by way of Rod Decker on this post, I came across this blog.  He has an interesting take on learning and knowing the Greek and in part made this assertion about seminary (or even Bible college) Greek classes and learning/reading Koine (NT) Greek:

Greek classes in seminary tend to reinforce dependency on English translations. Virtually every translation assignment Greek students receive comes from the New Testament, a text that most of the students have almost memorized already. Rather than teaching a true literacy of Greek, seminary Greek classes tend to create a hybrid literacy that relies upon established translations for meaning then supplements that knowledge with enough Greek proficiency so that students won’t miss anything important. However, an unintentional side effect of this hybrid literacy seems to be that students catch and emphasize details that the text does not.

At first my own response (or reaction?) is to say, it is true, there is one Grammar I know of that one major complaint is it uses Bible verses for the translations sentences straight away!  The philosophy is so that people can start reading the Bible in the Greek soon as possible (to maintain interest?)!  In many ways this is completely understandable, but I wonder if it ends up defeating the overall purpose of learning Koine?  I wonder this as He goes on to say:

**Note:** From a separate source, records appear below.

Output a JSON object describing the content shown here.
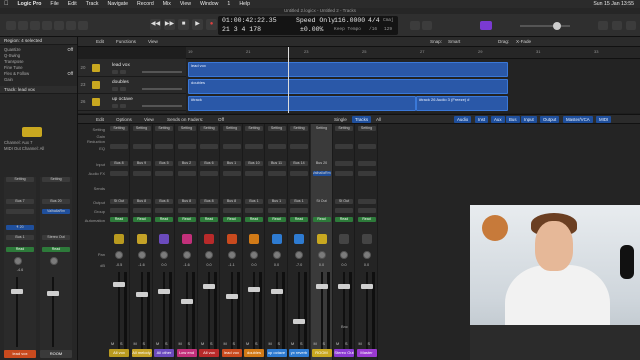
{
  "menubar": {
    "apple": "",
    "app": "Logic Pro",
    "items": [
      "File",
      "Edit",
      "Track",
      "Navigate",
      "Record",
      "Mix",
      "View",
      "Window",
      "1",
      "Help"
    ],
    "clock": "Sun 15 Jan 13:55"
  },
  "window_title": "Untitled 2.logicx - Untitled 2 - Tracks",
  "lcd": {
    "time": "01:00:42:22.35",
    "bars": "21  3  4  178",
    "mode": "Speed Only",
    "mode_value": "±0.00%",
    "tempo": "116.0000",
    "tempo_mode": "Keep Tempo",
    "sig": "4/4",
    "div": "/16",
    "key": "Cmaj",
    "beats": "129"
  },
  "toolbar": {
    "edit": "Edit",
    "functions": "Functions",
    "view": "View",
    "snap_label": "Snap:",
    "snap_value": "Smart",
    "drag_label": "Drag:",
    "drag_value": "X-Fade"
  },
  "inspector": {
    "region_header": "Region: 4 selected",
    "rows": [
      {
        "k": "Quantize",
        "v": "Off"
      },
      {
        "k": "Q-Swing",
        "v": ""
      },
      {
        "k": "Transpose",
        "v": ""
      },
      {
        "k": "Fine Tune",
        "v": ""
      },
      {
        "k": "Flex & Follow",
        "v": "Off"
      },
      {
        "k": "Gain",
        "v": ""
      }
    ],
    "track_header": "Track: lead vox",
    "channel_label": "Channel: Aux 7",
    "midi_label": "MIDI Out Channel: All",
    "strip_a_name": "lead vox",
    "strip_b_name": "ROOM",
    "bus_a": "Bus 7",
    "bus_b": "Bus 20",
    "out_a": "Bus 1",
    "out_b": "Stereo Out",
    "plugin": "ValhallaRm",
    "read": "Read",
    "pan_val": "-4.6"
  },
  "tracks": [
    {
      "num": "20",
      "name": "lead vox"
    },
    {
      "num": "23",
      "name": "doubles"
    },
    {
      "num": "26",
      "name": "up octave"
    }
  ],
  "ruler": [
    "19",
    "21",
    "23",
    "25",
    "27",
    "29",
    "31",
    "33"
  ],
  "regions": [
    {
      "label": "lead vox"
    },
    {
      "label": "doubles"
    },
    {
      "label": "#track"
    },
    {
      "label": "#track 26 Audio 3 (Freeze) #"
    }
  ],
  "mixer_header": {
    "edit": "Edit",
    "options": "Options",
    "view": "View",
    "sends": "Sends on Faders:",
    "sends_val": "Off",
    "single": "Single",
    "tracks": "Tracks",
    "all": "All",
    "filters": [
      "Audio",
      "Inst",
      "Aux",
      "Bus",
      "Input",
      "Output",
      "Master/VCA",
      "MIDI"
    ]
  },
  "row_labels": [
    "Setting",
    "Gain Reduction",
    "EQ",
    "Input",
    "Audio FX",
    "Sends",
    "Output",
    "Group",
    "Automation",
    "Pan",
    "dB"
  ],
  "strips": [
    {
      "input": "Bus 8",
      "output": "St Out",
      "read": "Read",
      "db": "-0.5",
      "name": "All vox",
      "color": "#b99a1f"
    },
    {
      "input": "Bus 9",
      "output": "Bus 8",
      "read": "Read",
      "db": "-1.6",
      "name": "All melody",
      "color": "#c4a227"
    },
    {
      "input": "Bus 5",
      "output": "Bus 8",
      "read": "Read",
      "db": "0.0",
      "name": "All other",
      "color": "#6b4bbd"
    },
    {
      "input": "Bus 2",
      "output": "Bus 8",
      "read": "Read",
      "db": "-1.6",
      "name": "Low end",
      "color": "#c2307a"
    },
    {
      "input": "Bus 6",
      "output": "Bus 8",
      "read": "Read",
      "db": "0.0",
      "name": "All vox",
      "color": "#b82a2a"
    },
    {
      "input": "Bus 1",
      "output": "Bus 8",
      "read": "Read",
      "db": "-1.1",
      "name": "lead vox",
      "color": "#c94a1e"
    },
    {
      "input": "Bus 10",
      "output": "Bus 1",
      "read": "Read",
      "db": "0.0",
      "name": "doubles",
      "color": "#d17a17"
    },
    {
      "input": "Bus 11",
      "output": "Bus 1",
      "read": "Read",
      "db": "0.0",
      "name": "up octave",
      "color": "#2e7bd1"
    },
    {
      "input": "Bus 14",
      "output": "Bus 1",
      "read": "Read",
      "db": "-7.0",
      "name": "yx reverb",
      "color": "#2e7bd1"
    },
    {
      "input": "Bus 20",
      "output": "St Out",
      "read": "Read",
      "db": "0.0",
      "name": "ROOM",
      "color": "#c9a820"
    },
    {
      "input": "",
      "output": "St Out",
      "read": "Read",
      "db": "0.0",
      "name": "Stereo Out",
      "color": "#8a3ad1"
    },
    {
      "input": "",
      "output": "",
      "read": "Read",
      "db": "0.0",
      "name": "Master",
      "color": "#9b3ad1"
    }
  ],
  "room_plugin": "ValhallaRm",
  "ruler_label": "Bnc"
}
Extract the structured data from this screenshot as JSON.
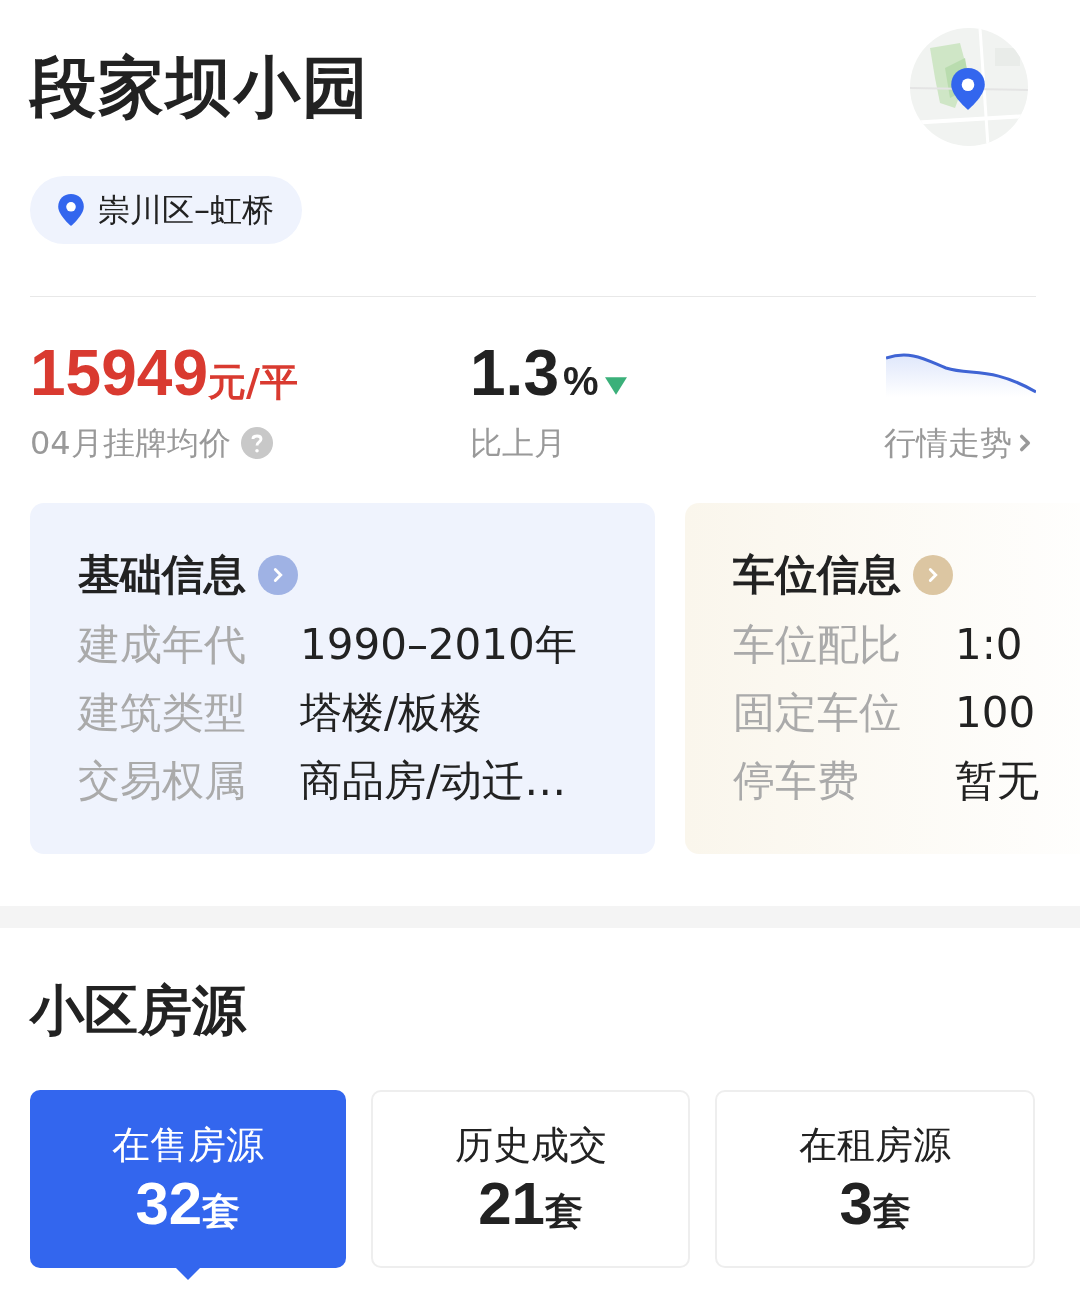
{
  "title": "段家坝小园",
  "location": "崇川区–虹桥",
  "price": {
    "value": "15949",
    "unit": "元/平",
    "label": "04月挂牌均价"
  },
  "change": {
    "value": "1.3",
    "unit": "%",
    "decreased": true,
    "label": "比上月"
  },
  "market_trend": {
    "label": "行情走势"
  },
  "info_cards": [
    {
      "title": "基础信息",
      "color": "#9fb2e4",
      "rows": [
        {
          "label": "建成年代",
          "value": "1990–2010年"
        },
        {
          "label": "建筑类型",
          "value": "塔楼/板楼"
        },
        {
          "label": "交易权属",
          "value": "商品房/动迁…"
        }
      ]
    },
    {
      "title": "车位信息",
      "color": "#dcc6a2",
      "rows": [
        {
          "label": "车位配比",
          "value": "1:0"
        },
        {
          "label": "固定车位",
          "value": "100"
        },
        {
          "label": "停车费",
          "value": "暂无"
        }
      ]
    }
  ],
  "listings": {
    "title": "小区房源",
    "tabs": [
      {
        "label": "在售房源",
        "count": "32",
        "unit": "套",
        "selected": true
      },
      {
        "label": "历史成交",
        "count": "21",
        "unit": "套",
        "selected": false
      },
      {
        "label": "在租房源",
        "count": "3",
        "unit": "套",
        "selected": false
      }
    ]
  }
}
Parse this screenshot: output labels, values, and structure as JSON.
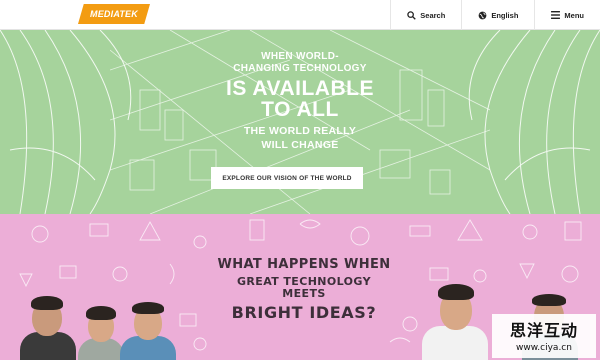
{
  "header": {
    "logo_text": "MEDIATEK",
    "nav": [
      {
        "label": "Search",
        "icon": "search-icon"
      },
      {
        "label": "English",
        "icon": "globe-icon"
      },
      {
        "label": "Menu",
        "icon": "hamburger-icon"
      }
    ]
  },
  "hero": {
    "lines": [
      "WHEN WORLD-",
      "CHANGING TECHNOLOGY",
      "IS AVAILABLE",
      "TO ALL",
      "THE WORLD REALLY",
      "WILL CHANGE"
    ],
    "cta_label": "EXPLORE OUR VISION OF THE WORLD",
    "bg_color": "#a6d39c"
  },
  "ideas": {
    "lines": [
      "WHAT HAPPENS WHEN",
      "GREAT TECHNOLOGY MEETS",
      "BRIGHT IDEAS?"
    ],
    "bg_color": "#ecaed7"
  },
  "watermark": {
    "chinese": "思洋互动",
    "url": "www.ciya.cn"
  },
  "colors": {
    "brand": "#f39c12"
  }
}
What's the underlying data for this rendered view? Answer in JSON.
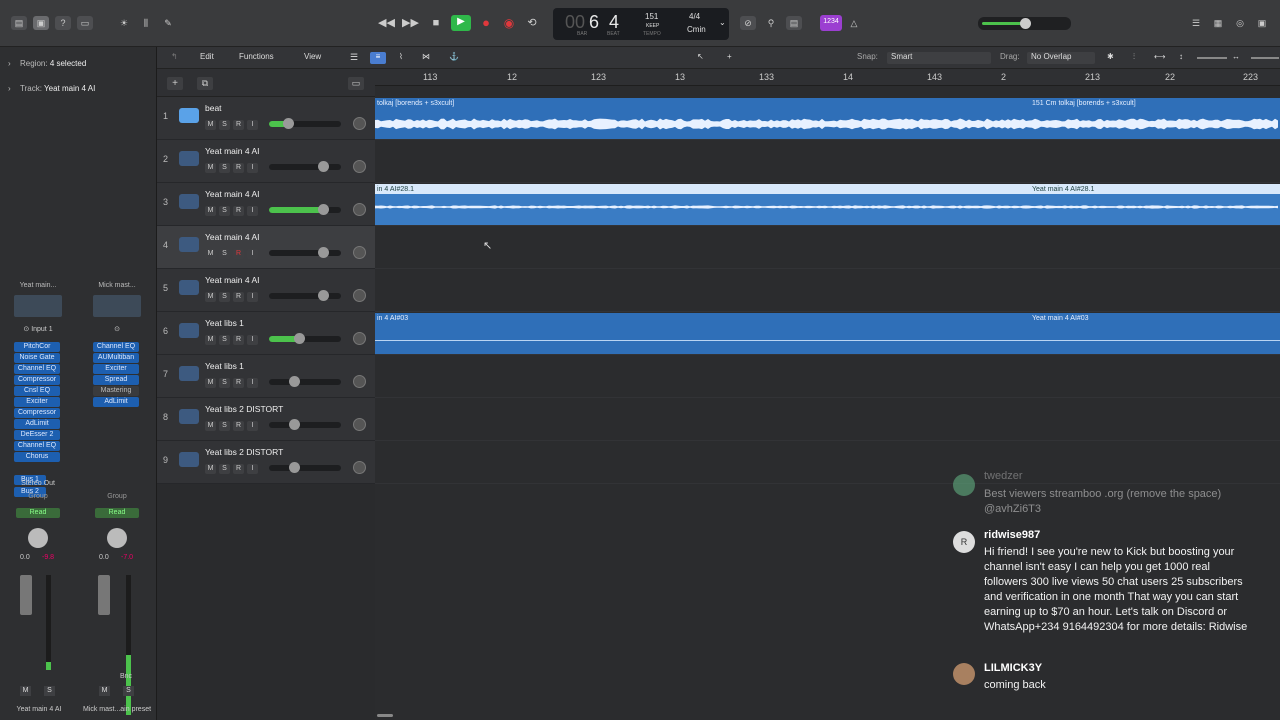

Think about it. I just used an imperative. I wonder if the NT writers were really jumping up and down, waving their arms, and shouting “get this” every time they used an imperative. I wonder if obscure lexical connections sprung to the original recipients’ minds as they read Paul’s letters. I wonder if we really know Greek as well as we would like others to think.

I know one thing I really appreciated about learning Greek from Machen’s Grammar (this is more looking back now, but I think I caught on while going through it), was that I don’t think there was even a single Bible verse in any of the translation exercises (I don’t have the grammar anymore so I can’t check).  But I think it helped as it forced us to work the grammar for ourselves instead of as this blog poster talks about (he is unnamed because he is a missionary in a restricted country) – our knowledge of the Bible helps us fill in the gaps as we read the text.  Maybe the less we know of what we are reading the more we focus on what the text is saying, at least in our first year of learning the language?

What do you all think about this?